brush work on a painted background. (I am sure you can come up with more than
6). Whichever project I do, the rule is that their watercolor must contain ALL 6
Project A (collect leaves outside for this and bring them in).
Falling leaves. Students will get a long piece of watercolor paper, and they draw
(lightly in pencil) a leaf falling (which translates to at least three leaves).
They then do the leaves in watercolor (based on their observations of REAL
leaves). You and your students will notice that leaves have color variations,
holes, veins, torn edges, etc. than lend themselves to watercolors and the 6
techniques practiced. A past colleague, Janice Metzger, added the touch of having
the students do calligraphy of a haiku using leaves as a starting point.
Watercolor postcards. You can get watercolor blocks of postcards. Students do
landscapes keeping in mind the three distinct areas, foreground, midground,
background. (Landscapes can be observational. If you don't have the ability to
go outside, students may reference from photos ONLY if they take 3 photos and
combine them to make another landscape. NO direct copying is allowed.) Students
are reminded of the necessity of a light source. Again all 6 techniques must be
utilized. The last step is that these postcards must be SENT. (Mail art)
> Hi everyone,
> I have been getting a lot of requests lately to set up a watercolor class over
> the summer for children and adults-together. It will be a group of mostly

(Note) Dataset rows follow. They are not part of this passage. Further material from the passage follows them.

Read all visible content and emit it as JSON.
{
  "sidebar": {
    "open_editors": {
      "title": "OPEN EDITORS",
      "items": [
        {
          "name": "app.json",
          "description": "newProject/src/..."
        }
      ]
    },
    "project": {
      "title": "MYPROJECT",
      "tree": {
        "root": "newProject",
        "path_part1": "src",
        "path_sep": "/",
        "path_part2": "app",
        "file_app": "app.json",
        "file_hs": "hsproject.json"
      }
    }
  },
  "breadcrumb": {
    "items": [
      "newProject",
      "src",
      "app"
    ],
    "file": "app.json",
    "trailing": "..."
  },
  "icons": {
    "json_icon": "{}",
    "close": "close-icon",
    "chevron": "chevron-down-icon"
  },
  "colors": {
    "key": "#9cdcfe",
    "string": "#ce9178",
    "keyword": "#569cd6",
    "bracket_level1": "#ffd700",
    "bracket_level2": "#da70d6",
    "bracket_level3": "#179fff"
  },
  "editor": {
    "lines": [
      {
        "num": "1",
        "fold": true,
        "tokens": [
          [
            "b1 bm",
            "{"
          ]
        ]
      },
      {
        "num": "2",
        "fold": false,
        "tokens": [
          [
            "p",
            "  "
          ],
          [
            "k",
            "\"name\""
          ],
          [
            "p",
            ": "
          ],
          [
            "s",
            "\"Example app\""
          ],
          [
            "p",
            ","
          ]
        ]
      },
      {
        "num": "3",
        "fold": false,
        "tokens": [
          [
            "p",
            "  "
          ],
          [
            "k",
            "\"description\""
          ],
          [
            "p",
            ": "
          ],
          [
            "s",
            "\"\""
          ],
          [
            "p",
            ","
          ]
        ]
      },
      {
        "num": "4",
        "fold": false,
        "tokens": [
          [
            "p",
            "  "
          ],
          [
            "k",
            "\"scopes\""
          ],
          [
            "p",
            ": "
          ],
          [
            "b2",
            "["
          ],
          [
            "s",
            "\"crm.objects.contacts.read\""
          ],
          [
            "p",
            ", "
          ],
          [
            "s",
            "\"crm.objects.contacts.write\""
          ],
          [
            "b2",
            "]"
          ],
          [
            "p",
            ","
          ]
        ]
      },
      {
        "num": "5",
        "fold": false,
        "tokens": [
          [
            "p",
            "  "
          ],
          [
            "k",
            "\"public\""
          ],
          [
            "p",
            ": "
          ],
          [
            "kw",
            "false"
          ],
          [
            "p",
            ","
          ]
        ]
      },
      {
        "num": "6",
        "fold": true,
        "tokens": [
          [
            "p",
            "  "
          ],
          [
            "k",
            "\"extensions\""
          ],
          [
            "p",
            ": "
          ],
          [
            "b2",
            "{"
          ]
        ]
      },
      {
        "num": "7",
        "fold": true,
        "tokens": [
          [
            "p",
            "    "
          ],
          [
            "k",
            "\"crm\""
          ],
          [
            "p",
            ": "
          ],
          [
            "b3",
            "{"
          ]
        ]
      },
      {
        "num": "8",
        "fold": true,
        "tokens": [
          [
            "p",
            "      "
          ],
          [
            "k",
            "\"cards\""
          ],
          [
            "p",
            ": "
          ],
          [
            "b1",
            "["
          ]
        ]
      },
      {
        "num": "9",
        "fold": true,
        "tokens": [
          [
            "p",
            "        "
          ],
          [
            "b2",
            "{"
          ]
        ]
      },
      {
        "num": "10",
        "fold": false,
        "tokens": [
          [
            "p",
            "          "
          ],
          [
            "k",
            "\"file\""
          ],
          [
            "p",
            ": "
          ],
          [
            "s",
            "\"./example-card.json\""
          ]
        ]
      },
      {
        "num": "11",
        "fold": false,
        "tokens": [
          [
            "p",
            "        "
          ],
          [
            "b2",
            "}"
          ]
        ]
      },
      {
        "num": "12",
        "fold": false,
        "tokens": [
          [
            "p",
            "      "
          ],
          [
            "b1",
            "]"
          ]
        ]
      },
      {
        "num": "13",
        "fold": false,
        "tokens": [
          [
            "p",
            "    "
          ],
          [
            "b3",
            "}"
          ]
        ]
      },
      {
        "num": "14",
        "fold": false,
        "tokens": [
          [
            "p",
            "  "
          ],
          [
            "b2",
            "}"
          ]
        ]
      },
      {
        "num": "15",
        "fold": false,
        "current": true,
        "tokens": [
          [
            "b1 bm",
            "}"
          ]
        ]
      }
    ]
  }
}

> beginning and some intermediate levels. In college, way back when, my
> emphasis was in watercolor and I love this type of painting.
> My problem and the question I pose to all of you:
> I have never taught this before. I have some ideas on how to present it, but
> was hoping you could tell me some of your success stories in teaching this
> medium. I would prefer this class to be exciting, not just mechanical in
> nature. Any interesting approaches to teaching the basics that you know of?
> I need to entertain and challenge the intermediates and hook and educate the
> Also, watercolor is thought of in the art world as a "lessor" form of
> painting--although I don't understand why--maybe the paintings don't have as
> long a life as oils? Maybe because watercolors have been used as studies for
> paintings in other mediums? Watercolors always seem to sell for less money in
> galleries, get shown less often, etc. Why do you think of this is? I can
> only think of a few artists who painted primarily in this medium. Anybody
> have a list of watercolor artists or a good book they can recommend?
> I look forward to your responses-